We talk a lot about concepts like “integrated marketing” and “silo busting” here, but we thought that we would make those concepts a little more real today by talking about how marketing can – and should – communicate effectively with the sales team. Why is this an important topic? Consider this infographic which shows that only 5% of companies surveyed are satisfied with the marketers running their social media campaign. Even more disturbing, consider these findings published in a Columbia Business School presentation in 2012:
91% of senior corporate marketers believe that successful brands use customer data
to drive marketing decisions
Yet, 39% say their own company’s data is collected too infrequently or not real-time enough
And 51% say that a lack of sharing customer data within their own organization
is a barrier to effectively measuring their marketing ROI
65% of marketers said that comparing the effectiveness of marketing across different digital media is “a major challenge” for their business
37% of respondents did not include any mention of financial outcomes when asked to define what “marketing ROI” meant for their own organization
57% are not basing their marketing budgets on any ROI analysis
22% are using brand awareness as their sole measure to evaluate their marketing spend
Let’s pose the question this way. If someone came to you and said, “We’d like you to invest $20,000 in this opportunity, but we’re not going to tell you whether or how much it benefits you,” would you accept that offer? Probably not. However, the above statements demonstrate that many companies do just that with their marketing investments. A key factor in fixing many of these problems is improving the communication between your sales and marketing teams.
How communication between marketing and sales should work
Here are some ways to bridge the gap between your sales and marketing teams. With a small amount of effort, all of these actions are highly achievable.
• The marketing team should communicate to the sales team what the marketing plan is for a given period of time. Whether this occurs monthly, quarterly, or whether the entire year is previewed would depend on how extensive the campaign is.
• The sales team, knowing what is in store on the marketing side of things, should monitor spikes in sales (or lead procurement) and should inform the marketing team when these spikes occur. A correlation between the spike in sales and what is happening with the marketing campaign should be easy to draw at that point.

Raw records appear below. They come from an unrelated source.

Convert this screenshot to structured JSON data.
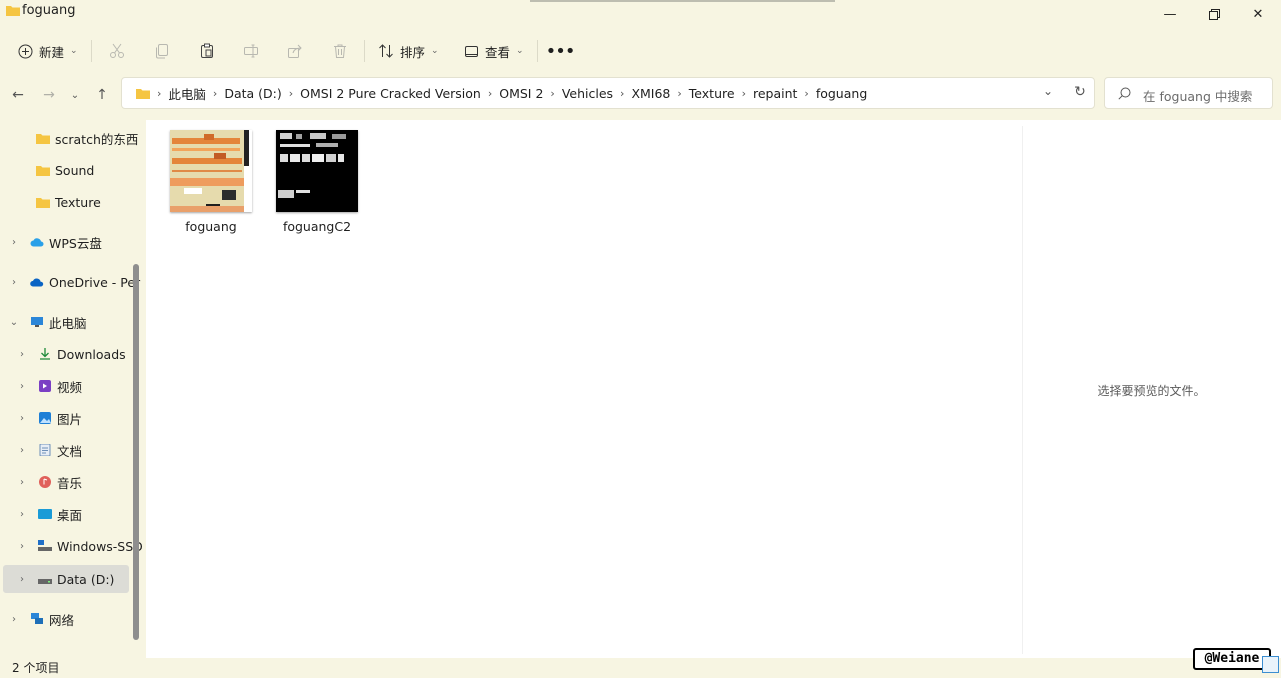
{
  "window": {
    "title": "foguang",
    "controls": [
      "minimize",
      "restore",
      "close"
    ]
  },
  "toolbar": {
    "new_label": "新建",
    "sort_label": "排序",
    "view_label": "查看",
    "icons": [
      "cut-icon",
      "copy-icon",
      "paste-icon",
      "rename-icon",
      "share-icon",
      "delete-icon"
    ]
  },
  "address": {
    "crumbs": [
      "此电脑",
      "Data (D:)",
      "OMSI 2 Pure Cracked Version",
      "OMSI 2",
      "Vehicles",
      "XMI68",
      "Texture",
      "repaint",
      "foguang"
    ]
  },
  "search": {
    "placeholder": "在 foguang 中搜索"
  },
  "nav": {
    "items": [
      {
        "label": "scratch的东西",
        "icon": "folder-icon"
      },
      {
        "label": "Sound",
        "icon": "folder-icon"
      },
      {
        "label": "Texture",
        "icon": "folder-icon"
      },
      {
        "label": "WPS云盘",
        "icon": "cloud-icon"
      },
      {
        "label": "OneDrive - Per",
        "icon": "onedrive-icon"
      },
      {
        "label": "此电脑",
        "icon": "pc-icon"
      },
      {
        "label": "Downloads",
        "icon": "download-icon"
      },
      {
        "label": "视频",
        "icon": "video-icon"
      },
      {
        "label": "图片",
        "icon": "pictures-icon"
      },
      {
        "label": "文档",
        "icon": "documents-icon"
      },
      {
        "label": "音乐",
        "icon": "music-icon"
      },
      {
        "label": "桌面",
        "icon": "desktop-icon"
      },
      {
        "label": "Windows-SSD",
        "icon": "drive-icon"
      },
      {
        "label": "Data (D:)",
        "icon": "drive-icon"
      },
      {
        "label": "网络",
        "icon": "network-icon"
      }
    ]
  },
  "files": [
    {
      "name": "foguang"
    },
    {
      "name": "foguangC2"
    }
  ],
  "preview": {
    "empty_text": "选择要预览的文件。"
  },
  "status": {
    "item_count": "2 个项目"
  },
  "watermark": {
    "text": "@Weiane"
  },
  "colors": {
    "background": "#f7f5e2",
    "content": "#ffffff",
    "accent": "#0067c0",
    "folder": "#f5c542"
  }
}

• Marketing should integrate CRM software or some other means of capturing leads into all recommendations. Sales and marketing personnel should meet regularly on patterns of behavior that appear surrounding different marketing tactics. If it is discovered that extremely expensive marketing efforts are performing at a lower performance than more cost-effective tactics, the company could turn a loss into a profit with a fair amount of ease.
• Marketing should use the sales team as a resource to understand how to optimize messaging. What is the sales force hearing about the competition and about your company’s own products? What are customers asking for in terms of improvements or new features?
• In turn, the sales team should integrate marketing messaging into elevator pitches and presentations to help build brand awareness among prospects and customers.
It is nearly unfathomable that in this era of accountability so many companies are spending marketing dollars without tracking how those dollars are performing. This does not have to be the case in any company. This does not have to be the case in your company. Disaster is preventable. Improved communications between marketing and sales is an important first step.
Image Credit: http://www.flickr.com/photos/pshanks/411196422/ via Creative Commons
Comments on this article are closed.